The World Wars veered us away from traditional Just War doctrine by rewriting its jus in bello (how a war is fought justly). Vietnam, on the other hand, stretched its jus ad bellum (just reason to war). Many Americans voiced moral concerns with the war in Vietnam. Henry Kissinger wrote…
“For too many a war to resist aggression had turned into a symbol of fundamental American evil.”(1)
Kissinger spent hours with student protestors unsuccessfully attempting to persuade them that the war in Vietnam was necessary and just. He lamented in an autobiography that the U.S. government was unable to offer a moral justification for the war that was widely accepted by the American population.
The U.S. government learned its lesson well. When kicking off Operation Desert Storm, president George H. Bush and military leaders made their case for the war to the public by consistently using language from the Just War tradition. At press conferences descriptions of bombing raids and other military maneuvers always stressed that only military targets were being attacked and that every effort was being made to avoid injury to “non-combatants.” It sounded to some military analysts as if “briefers had been reading just-war theory.”(2)
This time, the military, not the public, controlled the discourse about the war by deluging the American people with a constant stream of information about the war. And, unlike Lyndon Johnson, Bush made sure he had popular support for military action before ordering it.
The jus ad bellum for both wars were similar but the American population’s perception of each war’s just-ness could not have been more different.
- 1. Henry Kissinger, White House Years (Boston and Toronto: Little, Brown and Company, 1979)

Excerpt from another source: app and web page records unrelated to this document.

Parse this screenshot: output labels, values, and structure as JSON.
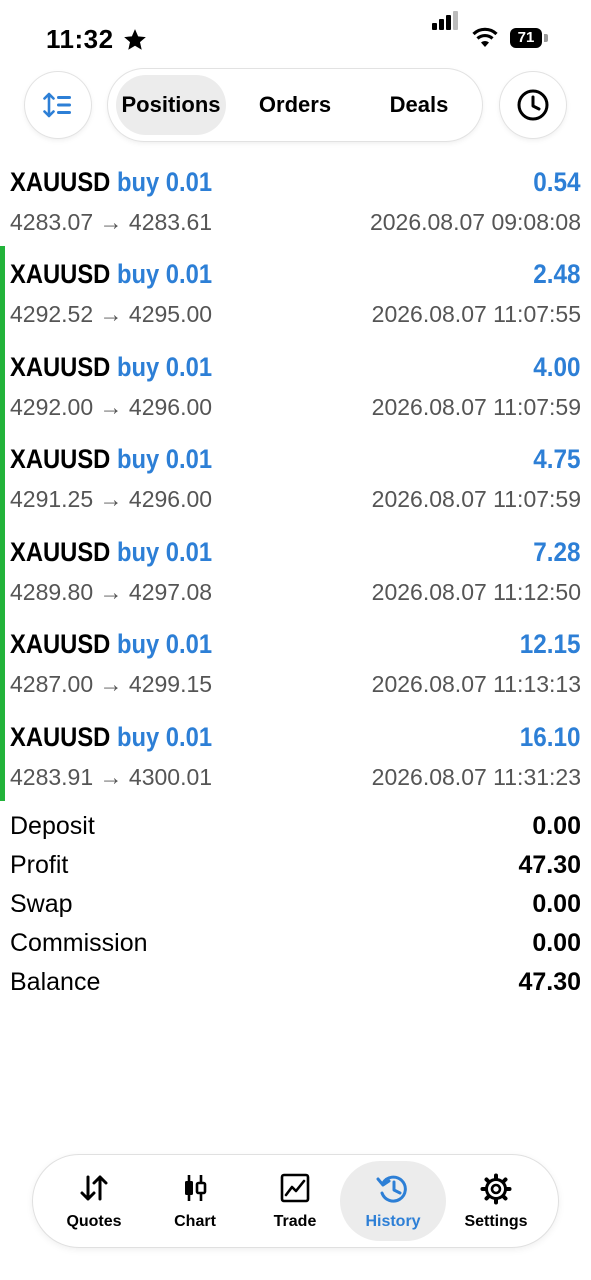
{
  "status_bar": {
    "time": "11:32",
    "battery": "71"
  },
  "header": {
    "tabs": [
      {
        "label": "Positions",
        "active": true
      },
      {
        "label": "Orders",
        "active": false
      },
      {
        "label": "Deals",
        "active": false
      }
    ]
  },
  "deals": [
    {
      "symbol": "XAUUSD",
      "side": "buy 0.01",
      "profit": "0.54",
      "prices": "4283.07 → 4283.61",
      "date": "2026.08.07 09:08:08"
    },
    {
      "symbol": "XAUUSD",
      "side": "buy 0.01",
      "profit": "2.48",
      "prices": "4292.52 → 4295.00",
      "date": "2026.08.07 11:07:55"
    },
    {
      "symbol": "XAUUSD",
      "side": "buy 0.01",
      "profit": "4.00",
      "prices": "4292.00 → 4296.00",
      "date": "2026.08.07 11:07:59"
    },
    {
      "symbol": "XAUUSD",
      "side": "buy 0.01",
      "profit": "4.75",
      "prices": "4291.25 → 4296.00",
      "date": "2026.08.07 11:07:59"
    },
    {
      "symbol": "XAUUSD",
      "side": "buy 0.01",
      "profit": "7.28",
      "prices": "4289.80 → 4297.08",
      "date": "2026.08.07 11:12:50"
    },
    {
      "symbol": "XAUUSD",
      "side": "buy 0.01",
      "profit": "12.15",
      "prices": "4287.00 → 4299.15",
      "date": "2026.08.07 11:13:13"
    },
    {
      "symbol": "XAUUSD",
      "side": "buy 0.01",
      "profit": "16.10",
      "prices": "4283.91 → 4300.01",
      "date": "2026.08.07 11:31:23"
    }
  ],
  "summary": [
    {
      "label": "Deposit",
      "value": "0.00"
    },
    {
      "label": "Profit",
      "value": "47.30"
    },
    {
      "label": "Swap",
      "value": "0.00"
    },
    {
      "label": "Commission",
      "value": "0.00"
    },
    {
      "label": "Balance",
      "value": "47.30"
    }
  ],
  "tabbar": [
    {
      "label": "Quotes",
      "icon": "quotes-arrows-icon"
    },
    {
      "label": "Chart",
      "icon": "candlestick-icon"
    },
    {
      "label": "Trade",
      "icon": "trade-chart-icon"
    },
    {
      "label": "History",
      "icon": "history-icon",
      "active": true
    },
    {
      "label": "Settings",
      "icon": "gear-icon"
    }
  ],
  "colors": {
    "accent": "#2d7fd6",
    "profit_marker": "#22b33a"
  }
}
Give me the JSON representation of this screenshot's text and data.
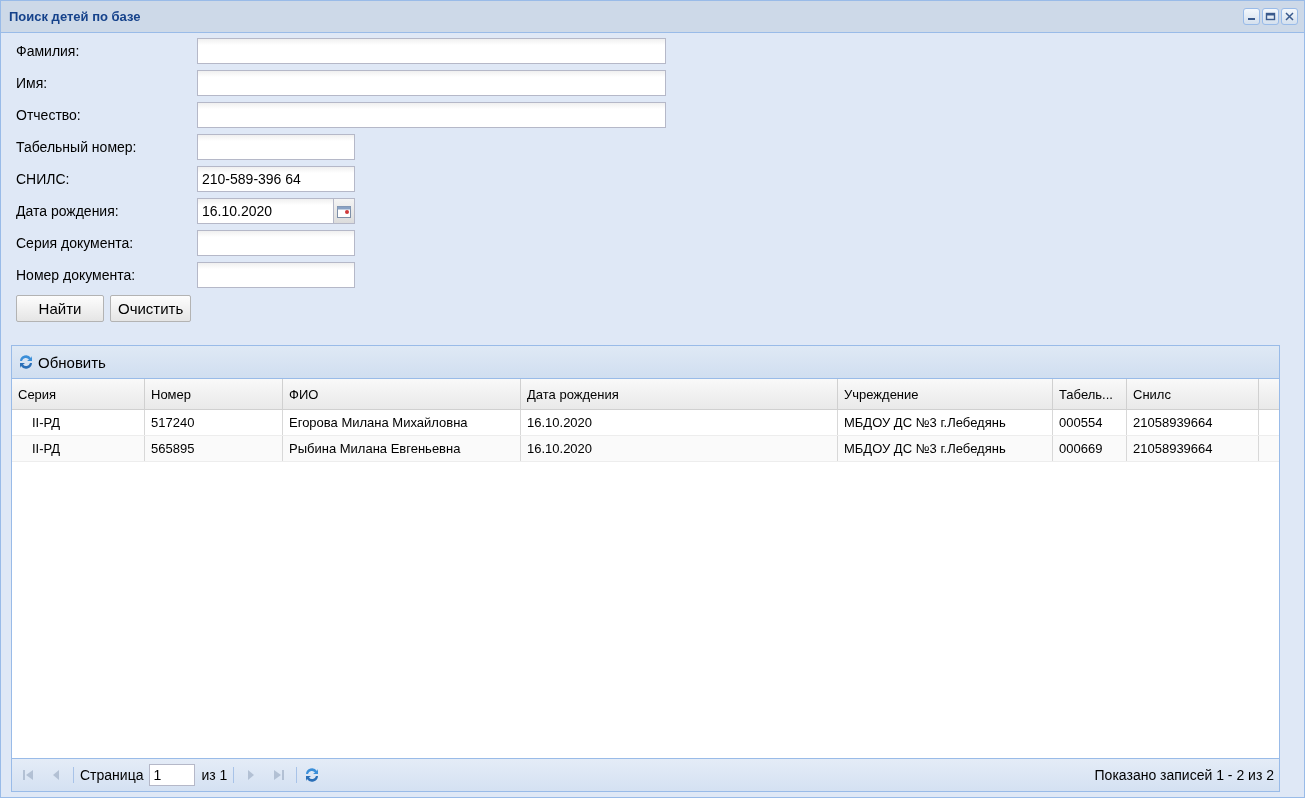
{
  "window": {
    "title": "Поиск детей по базе"
  },
  "form": {
    "fields": [
      {
        "label": "Фамилия:",
        "kind": "wide"
      },
      {
        "label": "Имя:",
        "kind": "wide"
      },
      {
        "label": "Отчество:",
        "kind": "wide"
      },
      {
        "label": "Табельный номер:",
        "kind": "narrow"
      },
      {
        "label": "СНИЛС:",
        "kind": "narrow",
        "value": "210-589-396 64"
      },
      {
        "label": "Дата рождения:",
        "kind": "date",
        "value": "16.10.2020"
      },
      {
        "label": "Серия документа:",
        "kind": "narrow"
      },
      {
        "label": "Номер документа:",
        "kind": "narrow"
      }
    ],
    "buttons": [
      "Найти",
      "Очистить"
    ]
  },
  "toolbar": {
    "refresh_label": "Обновить"
  },
  "table": {
    "columns": [
      "Серия",
      "Номер",
      "ФИО",
      "Дата рождения",
      "Учреждение",
      "Табель...",
      "Снилс"
    ],
    "rows": [
      [
        "II-РД",
        "517240",
        "Егорова Милана Михайловна",
        "16.10.2020",
        "МБДОУ ДС №3 г.Лебедянь",
        "000554",
        "21058939664"
      ],
      [
        "II-РД",
        "565895",
        "Рыбина Милана Евгеньевна",
        "16.10.2020",
        "МБДОУ ДС №3 г.Лебедянь",
        "000669",
        "21058939664"
      ]
    ]
  },
  "pager": {
    "first_disabled": true,
    "prev_disabled": true,
    "page_label": "Страница",
    "page": "1",
    "of_label": "из 1",
    "next_disabled": true,
    "last_disabled": true,
    "summary": "Показано записей 1 - 2 из 2"
  }
}
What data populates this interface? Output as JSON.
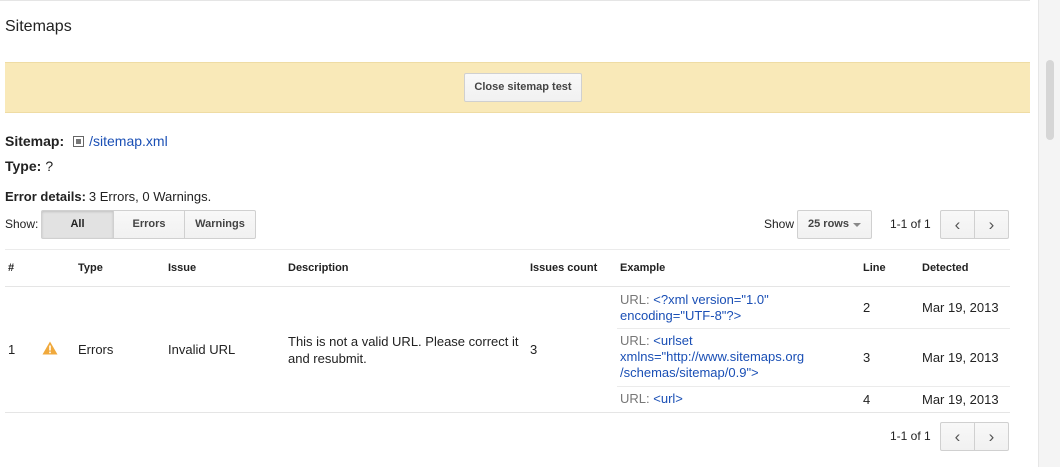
{
  "page": {
    "title": "Sitemaps"
  },
  "banner": {
    "close_button": "Close sitemap test"
  },
  "sitemap": {
    "label": "Sitemap:",
    "link": "/sitemap.xml",
    "icon": "page-icon"
  },
  "type": {
    "label": "Type:",
    "value": "?"
  },
  "error_details": {
    "label": "Error details:",
    "text": "3 Errors, 0 Warnings."
  },
  "filter": {
    "label": "Show:",
    "options": [
      "All",
      "Errors",
      "Warnings"
    ],
    "selected": "All"
  },
  "rows_select": {
    "label": "Show",
    "value": "25 rows"
  },
  "pager": {
    "range_top": "1-1 of 1",
    "range_bottom": "1-1 of 1"
  },
  "table": {
    "headers": [
      "#",
      "Type",
      "Issue",
      "Description",
      "Issues count",
      "Example",
      "Line",
      "Detected"
    ],
    "row": {
      "index": "1",
      "type": "Errors",
      "issue": "Invalid URL",
      "description": "This is not a valid URL. Please correct it and resubmit.",
      "issues_count": "3",
      "status_icon": "warning-icon",
      "examples": [
        {
          "prefix": "URL:",
          "code": "<?xml version=\"1.0\" encoding=\"UTF-8\"?>",
          "line": "2",
          "detected": "Mar 19, 2013"
        },
        {
          "prefix": "URL:",
          "code": "<urlset xmlns=\"http://www.sitemaps.org /schemas/sitemap/0.9\">",
          "line": "3",
          "detected": "Mar 19, 2013"
        },
        {
          "prefix": "URL:",
          "code": "<url>",
          "line": "4",
          "detected": "Mar 19, 2013"
        }
      ]
    }
  },
  "colors": {
    "banner": "#f9e9b8",
    "link": "#1a4fb5",
    "warning": "#f0a93c"
  }
}
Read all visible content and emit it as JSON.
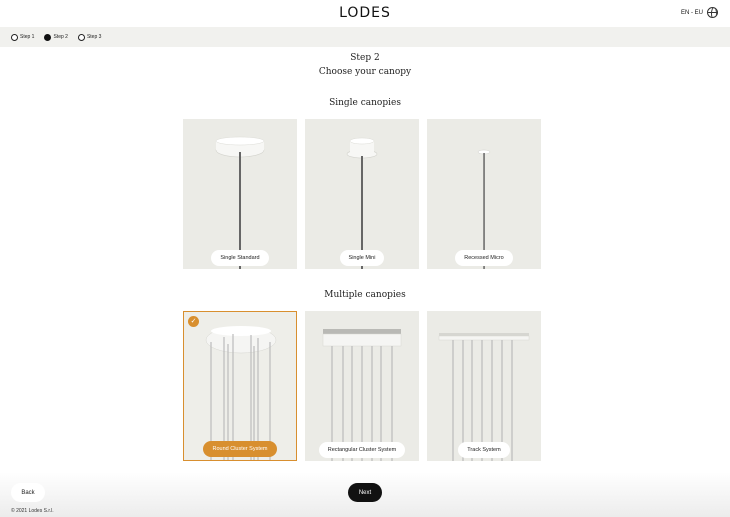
{
  "brand": {
    "logo": "LODES"
  },
  "language": {
    "label": "EN - EU",
    "icon": "globe-icon"
  },
  "steps": [
    {
      "label": "Step 1",
      "active": false
    },
    {
      "label": "Step 2",
      "active": true
    },
    {
      "label": "Step 3",
      "active": false
    }
  ],
  "main": {
    "step_title": "Step 2",
    "subtitle": "Choose your canopy",
    "sections": [
      {
        "title": "Single canopies",
        "options": [
          {
            "label": "Single Standard",
            "selected": false
          },
          {
            "label": "Single Mini",
            "selected": false
          },
          {
            "label": "Recessed Micro",
            "selected": false
          }
        ]
      },
      {
        "title": "Multiple canopies",
        "options": [
          {
            "label": "Round Cluster System",
            "selected": true
          },
          {
            "label": "Rectangular Cluster System",
            "selected": false
          },
          {
            "label": "Track System",
            "selected": false
          }
        ]
      }
    ]
  },
  "footer": {
    "back_label": "Back",
    "next_label": "Next",
    "copyright": "© 2021 Lodes S.r.l."
  },
  "colors": {
    "accent": "#d88f2f",
    "card_bg": "#ebebe6",
    "steps_bar_bg": "#f1f1ee"
  }
}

- 2. “How Do You Tell A Victorious War From A Just One?” New York Times, 17 March 1991, SEc. 4.4